— WORK INSTRUCTIONS —
Restate the entries below word for word, omitting nothing.

— EXERCISE INPUTS —
════

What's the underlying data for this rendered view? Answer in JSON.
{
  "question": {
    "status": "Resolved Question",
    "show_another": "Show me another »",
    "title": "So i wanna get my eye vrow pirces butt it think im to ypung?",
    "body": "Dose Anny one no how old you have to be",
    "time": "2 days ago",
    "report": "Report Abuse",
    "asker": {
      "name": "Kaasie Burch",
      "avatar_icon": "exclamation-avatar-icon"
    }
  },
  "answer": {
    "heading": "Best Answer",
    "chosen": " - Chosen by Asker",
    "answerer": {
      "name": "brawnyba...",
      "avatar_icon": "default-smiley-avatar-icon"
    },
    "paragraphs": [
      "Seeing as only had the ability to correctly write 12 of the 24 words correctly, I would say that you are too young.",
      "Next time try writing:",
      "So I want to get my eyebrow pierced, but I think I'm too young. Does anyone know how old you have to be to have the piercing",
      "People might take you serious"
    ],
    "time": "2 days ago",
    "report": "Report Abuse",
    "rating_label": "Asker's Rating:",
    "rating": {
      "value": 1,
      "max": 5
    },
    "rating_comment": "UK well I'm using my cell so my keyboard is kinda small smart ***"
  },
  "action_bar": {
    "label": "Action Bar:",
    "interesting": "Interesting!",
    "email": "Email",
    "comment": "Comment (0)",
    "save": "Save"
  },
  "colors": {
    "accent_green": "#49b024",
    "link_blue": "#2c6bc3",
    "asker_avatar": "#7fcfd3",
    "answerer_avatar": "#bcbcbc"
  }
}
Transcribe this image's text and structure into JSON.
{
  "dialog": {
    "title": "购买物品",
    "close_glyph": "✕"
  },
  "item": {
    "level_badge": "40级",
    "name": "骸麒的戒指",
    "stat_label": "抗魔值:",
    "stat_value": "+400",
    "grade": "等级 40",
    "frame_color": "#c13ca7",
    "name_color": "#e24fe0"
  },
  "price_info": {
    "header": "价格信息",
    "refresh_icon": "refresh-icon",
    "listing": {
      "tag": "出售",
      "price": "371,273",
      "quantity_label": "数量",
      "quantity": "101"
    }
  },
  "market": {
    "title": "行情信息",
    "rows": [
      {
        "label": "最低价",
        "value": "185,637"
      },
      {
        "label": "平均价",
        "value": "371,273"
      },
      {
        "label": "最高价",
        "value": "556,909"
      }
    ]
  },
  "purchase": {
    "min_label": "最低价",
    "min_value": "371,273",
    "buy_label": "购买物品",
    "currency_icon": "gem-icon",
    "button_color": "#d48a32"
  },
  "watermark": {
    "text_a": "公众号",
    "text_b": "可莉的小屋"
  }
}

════

— ANSWER —
What's the underlying data for this rendered view? Answer in JSON.
{
  "question": {
    "status": "Resolved Question",
    "show_another": "Show me another »",
    "title": "So i wanna get my eye vrow pirces butt it think im to ypung?",
    "body": "Dose Anny one no how old you have to be",
    "time": "2 days ago",
    "report": "Report Abuse",
    "asker": {
      "name": "Kaasie Burch",
      "avatar_icon": "exclamation-avatar-icon"
    }
  },
  "answer": {
    "heading": "Best Answer",
    "chosen": " - Chosen by Asker",
    "answerer": {
      "name": "brawnyba...",
      "avatar_icon": "default-smiley-avatar-icon"
    },
    "paragraphs": [
      "Seeing as only had the ability to correctly write 12 of the 24 words correctly, I would say that you are too young.",
      "Next time try writing:",
      "So I want to get my eyebrow pierced, but I think I'm too young. Does anyone know how old you have to be to have the piercing",
      "People might take you serious"
    ],
    "time": "2 days ago",
    "report": "Report Abuse",
    "rating_label": "Asker's Rating:",
    "rating": {
      "value": 1,
      "max": 5
    },
    "rating_comment": "UK well I'm using my cell so my keyboard is kinda small smart ***"
  },
  "action_bar": {
    "label": "Action Bar:",
    "interesting": "Interesting!",
    "email": "Email",
    "comment": "Comment (0)",
    "save": "Save"
  },
  "colors": {
    "accent_green": "#49b024",
    "link_blue": "#2c6bc3",
    "asker_avatar": "#7fcfd3",
    "answerer_avatar": "#bcbcbc"
  }
}
Transcribe this image's text and structure into JSON.
{
  "dialog": {
    "title": "购买物品",
    "close_glyph": "✕"
  },
  "item": {
    "level_badge": "40级",
    "name": "骸麒的戒指",
    "stat_label": "抗魔值:",
    "stat_value": "+400",
    "grade": "等级 40",
    "frame_color": "#c13ca7",
    "name_color": "#e24fe0"
  },
  "price_info": {
    "header": "价格信息",
    "refresh_icon": "refresh-icon",
    "listing": {
      "tag": "出售",
      "price": "371,273",
      "quantity_label": "数量",
      "quantity": "101"
    }
  },
  "market": {
    "title": "行情信息",
    "rows": [
      {
        "label": "最低价",
        "value": "185,637"
      },
      {
        "label": "平均价",
        "value": "371,273"
      },
      {
        "label": "最高价",
        "value": "556,909"
      }
    ]
  },
  "purchase": {
    "min_label": "最低价",
    "min_value": "371,273",
    "buy_label": "购买物品",
    "currency_icon": "gem-icon",
    "button_color": "#d48a32"
  },
  "watermark": {
    "text_a": "公众号",
    "text_b": "可莉的小屋"
  }
}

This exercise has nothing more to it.